In the end of the first episode and throughout the the second episode of the miniseries Fleming: The Man Who Would Be Bond, Ian Fleming, played by Dominic Cooper, wears a World War II Royal Navy commander’s uniform very similar to what Sean Connery, Roger Moore and Pierce Brosnan all wore as James Bond. The uniform is made by a bespoke tailor—as far as the story is concerned—with a very clean, fitted military cut. The shoulders aren’t as built-up as one would expect, but they are padded and there’s a little roping at the sleeve head. It is double-breasted with eight buttons on four to button. The jacket has jetted pockets, short double vents and the rank insignia of commander on the sleeve, consisting of three rings of gold braid with the executive curl in the upper braid. Appropriately, the jacket is made in a dark navy, heavy serge cloth.
The jacket is tailored to a much shorter than traditional length, which helps Dominic Cooper look just a little closer to the much taller man that the real Ian Fleming was. The shorter jacket length isn’t as noticeable because the uniform is so dark. Fleming is shot in ways that make Cooper look taller, and there aren’t many shots that emphasise how short the jacket is. As a result, it ends up appearing in proportion to Cooper’s body whilst also giving his legs extra length.
The trousers have a flat front with frogmouth pockets and a fishtail—or braces—back. The back is curved up higher to be more comfortable with braces. It’s the same reason why Ralph Fiennes’ trousers in Skyfall have extending tabs that the braces attach to. The braces are beige with brown stripes. They have light brown leather ends. The braces don’t go with the rest of the outfit, but when he’s all dressed it doesn’t matter because the braces are hidden. He wears a white shirt with a long, soft point collar and double cuffs. Fleming ties his black repp tie, naturally, in a four-in-hand knot. His shoes are black lace-ups.
We even get to see what kind of undergarments Fleming wears. His t-shirt has short sleeves and a rather large crew neck opening, but it’s not quite a scoop neckline. His white pants have double reverse pleats and about a 6-inch inseam. The real Ian Fleming specified Bond’s underpants in The Man with the Golden Gun to be made of sea island cotton, which the author probably also wore himself.

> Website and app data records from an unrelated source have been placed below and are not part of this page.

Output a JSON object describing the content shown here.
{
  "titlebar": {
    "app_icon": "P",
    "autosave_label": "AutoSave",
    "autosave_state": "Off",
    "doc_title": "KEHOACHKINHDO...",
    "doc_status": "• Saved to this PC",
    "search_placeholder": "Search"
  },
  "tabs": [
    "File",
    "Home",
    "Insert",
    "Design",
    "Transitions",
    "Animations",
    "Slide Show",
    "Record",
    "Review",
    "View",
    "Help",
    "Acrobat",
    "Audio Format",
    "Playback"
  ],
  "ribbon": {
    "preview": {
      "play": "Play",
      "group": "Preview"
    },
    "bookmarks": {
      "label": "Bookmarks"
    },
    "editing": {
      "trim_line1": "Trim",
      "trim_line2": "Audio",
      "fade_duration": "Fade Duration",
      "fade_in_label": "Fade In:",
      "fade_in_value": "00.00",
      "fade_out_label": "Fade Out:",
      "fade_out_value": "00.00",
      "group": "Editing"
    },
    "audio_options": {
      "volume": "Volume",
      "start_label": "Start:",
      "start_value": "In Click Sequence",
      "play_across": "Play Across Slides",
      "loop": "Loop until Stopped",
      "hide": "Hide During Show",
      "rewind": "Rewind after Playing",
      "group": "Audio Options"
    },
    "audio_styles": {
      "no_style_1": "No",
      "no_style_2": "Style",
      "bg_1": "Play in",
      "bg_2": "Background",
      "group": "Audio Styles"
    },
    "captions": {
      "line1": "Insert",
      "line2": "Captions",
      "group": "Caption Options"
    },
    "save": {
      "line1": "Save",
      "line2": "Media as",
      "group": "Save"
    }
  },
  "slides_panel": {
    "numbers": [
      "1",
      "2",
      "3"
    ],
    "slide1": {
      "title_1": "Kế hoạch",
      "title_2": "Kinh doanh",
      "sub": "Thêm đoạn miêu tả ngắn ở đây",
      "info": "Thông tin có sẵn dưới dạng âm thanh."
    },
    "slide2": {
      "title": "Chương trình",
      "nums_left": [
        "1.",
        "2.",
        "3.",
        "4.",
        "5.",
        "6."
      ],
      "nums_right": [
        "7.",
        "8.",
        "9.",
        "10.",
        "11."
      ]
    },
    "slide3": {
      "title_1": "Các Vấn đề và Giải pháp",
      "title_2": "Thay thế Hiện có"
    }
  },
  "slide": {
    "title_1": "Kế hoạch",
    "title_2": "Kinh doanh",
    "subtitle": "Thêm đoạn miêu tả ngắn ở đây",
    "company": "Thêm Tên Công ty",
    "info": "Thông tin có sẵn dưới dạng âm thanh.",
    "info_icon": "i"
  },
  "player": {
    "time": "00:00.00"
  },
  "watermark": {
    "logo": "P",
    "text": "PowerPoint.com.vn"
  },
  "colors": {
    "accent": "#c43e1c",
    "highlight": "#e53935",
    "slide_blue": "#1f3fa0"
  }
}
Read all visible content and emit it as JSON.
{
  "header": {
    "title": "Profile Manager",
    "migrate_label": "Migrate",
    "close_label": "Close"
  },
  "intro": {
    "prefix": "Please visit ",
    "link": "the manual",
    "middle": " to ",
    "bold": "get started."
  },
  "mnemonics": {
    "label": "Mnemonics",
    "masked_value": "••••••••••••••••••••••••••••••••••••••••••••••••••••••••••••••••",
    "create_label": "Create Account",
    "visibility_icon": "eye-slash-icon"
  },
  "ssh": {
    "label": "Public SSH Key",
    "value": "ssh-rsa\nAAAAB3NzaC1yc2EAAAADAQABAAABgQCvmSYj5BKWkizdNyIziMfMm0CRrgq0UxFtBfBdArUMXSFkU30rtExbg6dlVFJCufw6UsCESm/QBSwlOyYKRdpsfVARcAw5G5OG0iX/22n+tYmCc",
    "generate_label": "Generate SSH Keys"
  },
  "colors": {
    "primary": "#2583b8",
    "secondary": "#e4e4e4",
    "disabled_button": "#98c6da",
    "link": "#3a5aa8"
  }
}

Perhaps the best part of Fleming’s naval uniform is the navy greatcoat. Roger Moore briefly wears a similar greatcoat in The Spy Who Loved Me over his uniform, but we see much more of this coat. It’s a full length coat that hits mid-calf, and in such a heavy weight it’s an extremely warm coat. Fleming wears it unbuttoned because it’s probably too warm to button it up. The double-breasted coat has twelve gilt buttons on the front, with six on each side in a keystone formation. There is decorative stitching on the left front panel of the coat that frames the keystone, from the buttonhole on the bottom right across to the bottom decorative button on the left, and up the row of decorative buttons. Notch lapels allow the coat to fasten to the top. It has straight, flapped pockets, a deep centre vent, swelled edges and a half belt in back that buttons on either end. The epaulettes match the uniform’s jacket sleeves and have three rings of gold braid with the executive curl in the upper braid. With the coat Fleming wears a Royal Navy peaked cap with a black cover—which was later replaced universally with white as seen in the Bond films—and a black peak with a row of oak leaves.